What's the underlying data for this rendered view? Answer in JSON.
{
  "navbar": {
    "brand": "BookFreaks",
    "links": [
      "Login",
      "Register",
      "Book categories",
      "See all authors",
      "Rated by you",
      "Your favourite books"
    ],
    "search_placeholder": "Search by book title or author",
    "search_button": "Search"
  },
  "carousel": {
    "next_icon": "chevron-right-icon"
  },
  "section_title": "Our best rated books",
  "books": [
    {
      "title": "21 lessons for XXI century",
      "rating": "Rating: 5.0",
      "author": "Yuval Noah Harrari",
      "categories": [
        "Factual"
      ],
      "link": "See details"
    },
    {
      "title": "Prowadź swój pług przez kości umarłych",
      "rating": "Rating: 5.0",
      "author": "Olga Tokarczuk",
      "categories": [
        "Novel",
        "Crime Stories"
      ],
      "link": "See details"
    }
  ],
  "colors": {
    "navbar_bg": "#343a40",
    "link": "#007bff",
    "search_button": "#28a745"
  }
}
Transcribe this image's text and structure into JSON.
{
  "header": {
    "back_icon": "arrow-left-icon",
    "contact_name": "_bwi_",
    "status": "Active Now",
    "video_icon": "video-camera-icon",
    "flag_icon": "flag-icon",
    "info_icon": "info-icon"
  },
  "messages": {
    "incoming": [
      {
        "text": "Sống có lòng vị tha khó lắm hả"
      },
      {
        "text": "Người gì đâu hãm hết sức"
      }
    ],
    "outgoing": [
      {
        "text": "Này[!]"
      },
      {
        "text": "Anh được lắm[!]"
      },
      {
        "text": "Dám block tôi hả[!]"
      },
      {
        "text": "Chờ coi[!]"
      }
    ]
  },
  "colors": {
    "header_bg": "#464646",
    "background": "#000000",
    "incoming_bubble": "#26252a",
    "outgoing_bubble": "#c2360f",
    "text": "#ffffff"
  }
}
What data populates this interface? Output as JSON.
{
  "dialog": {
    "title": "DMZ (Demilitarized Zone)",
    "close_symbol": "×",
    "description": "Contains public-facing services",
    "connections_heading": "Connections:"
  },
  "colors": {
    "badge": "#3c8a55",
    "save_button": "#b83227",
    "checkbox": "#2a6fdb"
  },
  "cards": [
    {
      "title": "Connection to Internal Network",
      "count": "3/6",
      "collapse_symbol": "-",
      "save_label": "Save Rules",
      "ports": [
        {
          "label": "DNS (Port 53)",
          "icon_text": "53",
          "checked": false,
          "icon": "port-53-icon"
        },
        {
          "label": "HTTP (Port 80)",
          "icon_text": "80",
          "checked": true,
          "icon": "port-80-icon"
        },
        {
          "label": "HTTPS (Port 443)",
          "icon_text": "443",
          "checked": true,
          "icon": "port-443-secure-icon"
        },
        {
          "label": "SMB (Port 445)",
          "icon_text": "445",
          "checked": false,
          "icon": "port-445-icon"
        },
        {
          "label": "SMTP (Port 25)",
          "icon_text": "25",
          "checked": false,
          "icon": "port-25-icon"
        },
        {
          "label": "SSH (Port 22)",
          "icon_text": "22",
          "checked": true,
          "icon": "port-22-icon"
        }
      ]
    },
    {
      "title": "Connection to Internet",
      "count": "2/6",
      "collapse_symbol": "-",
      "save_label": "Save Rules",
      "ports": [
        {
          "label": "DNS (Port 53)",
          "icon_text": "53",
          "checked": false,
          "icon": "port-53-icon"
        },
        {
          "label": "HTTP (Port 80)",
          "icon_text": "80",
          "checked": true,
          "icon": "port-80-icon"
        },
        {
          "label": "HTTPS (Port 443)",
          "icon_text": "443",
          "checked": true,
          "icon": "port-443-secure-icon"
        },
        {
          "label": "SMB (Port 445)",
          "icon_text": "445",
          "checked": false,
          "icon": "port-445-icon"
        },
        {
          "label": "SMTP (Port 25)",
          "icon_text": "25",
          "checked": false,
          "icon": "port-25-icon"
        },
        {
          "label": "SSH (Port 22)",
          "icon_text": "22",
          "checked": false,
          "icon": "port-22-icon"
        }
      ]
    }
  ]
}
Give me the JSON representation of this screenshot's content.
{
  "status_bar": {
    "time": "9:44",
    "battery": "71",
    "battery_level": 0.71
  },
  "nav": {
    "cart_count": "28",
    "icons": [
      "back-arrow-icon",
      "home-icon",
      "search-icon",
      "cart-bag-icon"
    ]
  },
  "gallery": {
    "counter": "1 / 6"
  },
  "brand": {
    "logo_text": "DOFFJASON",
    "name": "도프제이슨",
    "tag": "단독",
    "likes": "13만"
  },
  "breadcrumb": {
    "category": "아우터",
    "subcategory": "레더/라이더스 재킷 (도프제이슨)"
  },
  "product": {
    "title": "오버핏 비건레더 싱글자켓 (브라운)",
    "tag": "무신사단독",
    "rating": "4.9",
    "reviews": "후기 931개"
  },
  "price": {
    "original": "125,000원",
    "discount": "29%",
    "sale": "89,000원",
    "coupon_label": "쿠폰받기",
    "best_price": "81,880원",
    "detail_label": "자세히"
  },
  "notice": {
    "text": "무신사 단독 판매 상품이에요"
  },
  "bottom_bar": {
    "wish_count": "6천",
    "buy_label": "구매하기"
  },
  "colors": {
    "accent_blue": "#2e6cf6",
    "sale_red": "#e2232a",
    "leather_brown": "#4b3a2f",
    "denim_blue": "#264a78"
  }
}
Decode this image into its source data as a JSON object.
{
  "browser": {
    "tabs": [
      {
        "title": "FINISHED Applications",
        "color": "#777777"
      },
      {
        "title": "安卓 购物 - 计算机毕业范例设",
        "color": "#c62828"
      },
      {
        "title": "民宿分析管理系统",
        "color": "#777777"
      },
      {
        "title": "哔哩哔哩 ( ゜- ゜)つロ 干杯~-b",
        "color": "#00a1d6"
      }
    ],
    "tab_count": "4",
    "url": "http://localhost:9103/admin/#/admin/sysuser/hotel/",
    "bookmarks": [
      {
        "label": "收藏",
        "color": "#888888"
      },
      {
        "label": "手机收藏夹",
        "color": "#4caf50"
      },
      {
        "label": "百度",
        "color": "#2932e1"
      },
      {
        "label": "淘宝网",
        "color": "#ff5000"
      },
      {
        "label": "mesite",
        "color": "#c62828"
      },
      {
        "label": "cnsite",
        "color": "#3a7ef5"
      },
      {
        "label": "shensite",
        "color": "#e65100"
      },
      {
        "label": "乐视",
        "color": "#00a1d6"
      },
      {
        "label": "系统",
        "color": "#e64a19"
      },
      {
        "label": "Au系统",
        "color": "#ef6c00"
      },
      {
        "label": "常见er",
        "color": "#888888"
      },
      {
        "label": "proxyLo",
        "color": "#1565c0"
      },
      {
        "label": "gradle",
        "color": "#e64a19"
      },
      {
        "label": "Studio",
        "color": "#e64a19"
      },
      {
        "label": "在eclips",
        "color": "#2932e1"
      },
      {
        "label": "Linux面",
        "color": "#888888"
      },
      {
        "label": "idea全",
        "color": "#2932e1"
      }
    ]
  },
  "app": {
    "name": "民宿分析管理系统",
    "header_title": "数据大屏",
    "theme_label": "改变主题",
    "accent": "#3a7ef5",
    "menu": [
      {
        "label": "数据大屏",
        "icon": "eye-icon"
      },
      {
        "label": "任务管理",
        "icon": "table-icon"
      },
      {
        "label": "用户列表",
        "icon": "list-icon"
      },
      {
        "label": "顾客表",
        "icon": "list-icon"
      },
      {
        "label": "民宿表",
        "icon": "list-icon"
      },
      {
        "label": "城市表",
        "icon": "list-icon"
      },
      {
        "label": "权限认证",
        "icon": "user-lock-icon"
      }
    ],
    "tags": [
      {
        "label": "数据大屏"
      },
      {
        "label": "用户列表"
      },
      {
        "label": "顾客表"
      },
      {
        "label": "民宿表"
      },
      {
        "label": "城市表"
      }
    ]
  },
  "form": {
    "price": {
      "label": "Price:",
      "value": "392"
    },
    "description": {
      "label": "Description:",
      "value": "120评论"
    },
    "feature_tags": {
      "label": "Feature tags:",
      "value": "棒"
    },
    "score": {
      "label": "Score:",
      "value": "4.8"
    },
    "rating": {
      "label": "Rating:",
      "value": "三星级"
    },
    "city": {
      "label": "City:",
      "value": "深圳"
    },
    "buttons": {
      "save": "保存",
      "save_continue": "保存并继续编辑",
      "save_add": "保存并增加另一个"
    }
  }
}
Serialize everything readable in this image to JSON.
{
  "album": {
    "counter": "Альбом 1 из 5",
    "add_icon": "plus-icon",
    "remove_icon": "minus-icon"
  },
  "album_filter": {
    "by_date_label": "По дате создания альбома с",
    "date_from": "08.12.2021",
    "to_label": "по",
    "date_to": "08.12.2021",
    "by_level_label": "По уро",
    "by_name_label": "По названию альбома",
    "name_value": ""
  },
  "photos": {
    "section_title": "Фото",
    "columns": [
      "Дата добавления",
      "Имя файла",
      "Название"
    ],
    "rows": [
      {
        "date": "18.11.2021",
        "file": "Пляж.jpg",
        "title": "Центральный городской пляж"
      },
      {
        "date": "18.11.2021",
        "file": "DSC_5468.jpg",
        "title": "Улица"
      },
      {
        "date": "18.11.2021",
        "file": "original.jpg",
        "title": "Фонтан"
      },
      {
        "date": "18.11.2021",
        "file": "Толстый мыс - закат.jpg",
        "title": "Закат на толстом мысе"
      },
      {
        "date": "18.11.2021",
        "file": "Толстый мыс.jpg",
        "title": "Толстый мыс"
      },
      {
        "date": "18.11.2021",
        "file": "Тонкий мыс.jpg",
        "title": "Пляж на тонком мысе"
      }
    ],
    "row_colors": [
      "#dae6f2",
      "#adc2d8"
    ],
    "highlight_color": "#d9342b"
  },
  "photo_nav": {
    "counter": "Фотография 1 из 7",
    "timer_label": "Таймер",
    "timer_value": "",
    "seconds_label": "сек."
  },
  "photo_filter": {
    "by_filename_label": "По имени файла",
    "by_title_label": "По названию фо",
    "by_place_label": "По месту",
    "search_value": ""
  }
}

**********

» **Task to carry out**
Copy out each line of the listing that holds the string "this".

» **Reply**
What's the underlying data for this rendered view? Answer in JSON.
Transcribe this image's text and structure into JSON.
What data populates this interface? Output as JSON.
Give me the JSON representation of this screenshot's content.
Decode this image into its source data as a JSON object.
Serialize everything readable in this image to JSON.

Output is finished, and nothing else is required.